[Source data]
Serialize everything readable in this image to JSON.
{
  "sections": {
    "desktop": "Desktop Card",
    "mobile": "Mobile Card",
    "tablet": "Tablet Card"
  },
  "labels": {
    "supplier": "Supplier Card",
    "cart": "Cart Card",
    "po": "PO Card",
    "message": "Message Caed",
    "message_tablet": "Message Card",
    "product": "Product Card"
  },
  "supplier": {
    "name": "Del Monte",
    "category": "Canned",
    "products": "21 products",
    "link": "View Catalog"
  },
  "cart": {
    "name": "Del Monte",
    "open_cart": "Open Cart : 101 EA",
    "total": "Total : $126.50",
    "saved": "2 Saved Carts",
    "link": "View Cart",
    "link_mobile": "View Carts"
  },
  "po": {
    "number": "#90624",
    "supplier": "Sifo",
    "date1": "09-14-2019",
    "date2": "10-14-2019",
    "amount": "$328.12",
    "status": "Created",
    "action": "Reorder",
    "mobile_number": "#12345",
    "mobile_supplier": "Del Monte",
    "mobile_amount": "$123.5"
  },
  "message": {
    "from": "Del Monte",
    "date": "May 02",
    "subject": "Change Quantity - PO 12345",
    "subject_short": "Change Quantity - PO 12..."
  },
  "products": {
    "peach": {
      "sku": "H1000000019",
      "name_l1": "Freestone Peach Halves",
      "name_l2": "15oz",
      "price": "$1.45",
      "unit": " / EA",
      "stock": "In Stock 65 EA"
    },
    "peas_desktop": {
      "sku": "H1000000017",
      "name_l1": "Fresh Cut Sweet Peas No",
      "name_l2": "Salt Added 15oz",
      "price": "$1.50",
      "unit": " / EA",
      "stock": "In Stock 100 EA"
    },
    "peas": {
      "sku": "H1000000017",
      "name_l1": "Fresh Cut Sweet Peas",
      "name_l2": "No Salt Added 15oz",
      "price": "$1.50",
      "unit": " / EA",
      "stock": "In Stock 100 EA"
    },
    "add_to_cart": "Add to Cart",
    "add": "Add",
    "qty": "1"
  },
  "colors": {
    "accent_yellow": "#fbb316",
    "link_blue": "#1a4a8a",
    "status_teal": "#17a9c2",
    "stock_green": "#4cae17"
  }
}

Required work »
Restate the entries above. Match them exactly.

Response to the task »
Serialize everything readable in this image to JSON.
{
  "sections": {
    "desktop": "Desktop Card",
    "mobile": "Mobile Card",
    "tablet": "Tablet Card"
  },
  "labels": {
    "supplier": "Supplier Card",
    "cart": "Cart Card",
    "po": "PO Card",
    "message": "Message Caed",
    "message_tablet": "Message Card",
    "product": "Product Card"
  },
  "supplier": {
    "name": "Del Monte",
    "category": "Canned",
    "products": "21 products",
    "link": "View Catalog"
  },
  "cart": {
    "name": "Del Monte",
    "open_cart": "Open Cart : 101 EA",
    "total": "Total : $126.50",
    "saved": "2 Saved Carts",
    "link": "View Cart",
    "link_mobile": "View Carts"
  },
  "po": {
    "number": "#90624",
    "supplier": "Sifo",
    "date1": "09-14-2019",
    "date2": "10-14-2019",
    "amount": "$328.12",
    "status": "Created",
    "action": "Reorder",
    "mobile_number": "#12345",
    "mobile_supplier": "Del Monte",
    "mobile_amount": "$123.5"
  },
  "message": {
    "from": "Del Monte",
    "date": "May 02",
    "subject": "Change Quantity - PO 12345",
    "subject_short": "Change Quantity - PO 12..."
  },
  "products": {
    "peach": {
      "sku": "H1000000019",
      "name_l1": "Freestone Peach Halves",
      "name_l2": "15oz",
      "price": "$1.45",
      "unit": " / EA",
      "stock": "In Stock 65 EA"
    },
    "peas_desktop": {
      "sku": "H1000000017",
      "name_l1": "Fresh Cut Sweet Peas No",
      "name_l2": "Salt Added 15oz",
      "price": "$1.50",
      "unit": " / EA",
      "stock": "In Stock 100 EA"
    },
    "peas": {
      "sku": "H1000000017",
      "name_l1": "Fresh Cut Sweet Peas",
      "name_l2": "No Salt Added 15oz",
      "price": "$1.50",
      "unit": " / EA",
      "stock": "In Stock 100 EA"
    },
    "add_to_cart": "Add to Cart",
    "add": "Add",
    "qty": "1"
  },
  "colors": {
    "accent_yellow": "#fbb316",
    "link_blue": "#1a4a8a",
    "status_teal": "#17a9c2",
    "stock_green": "#4cae17"
  }
}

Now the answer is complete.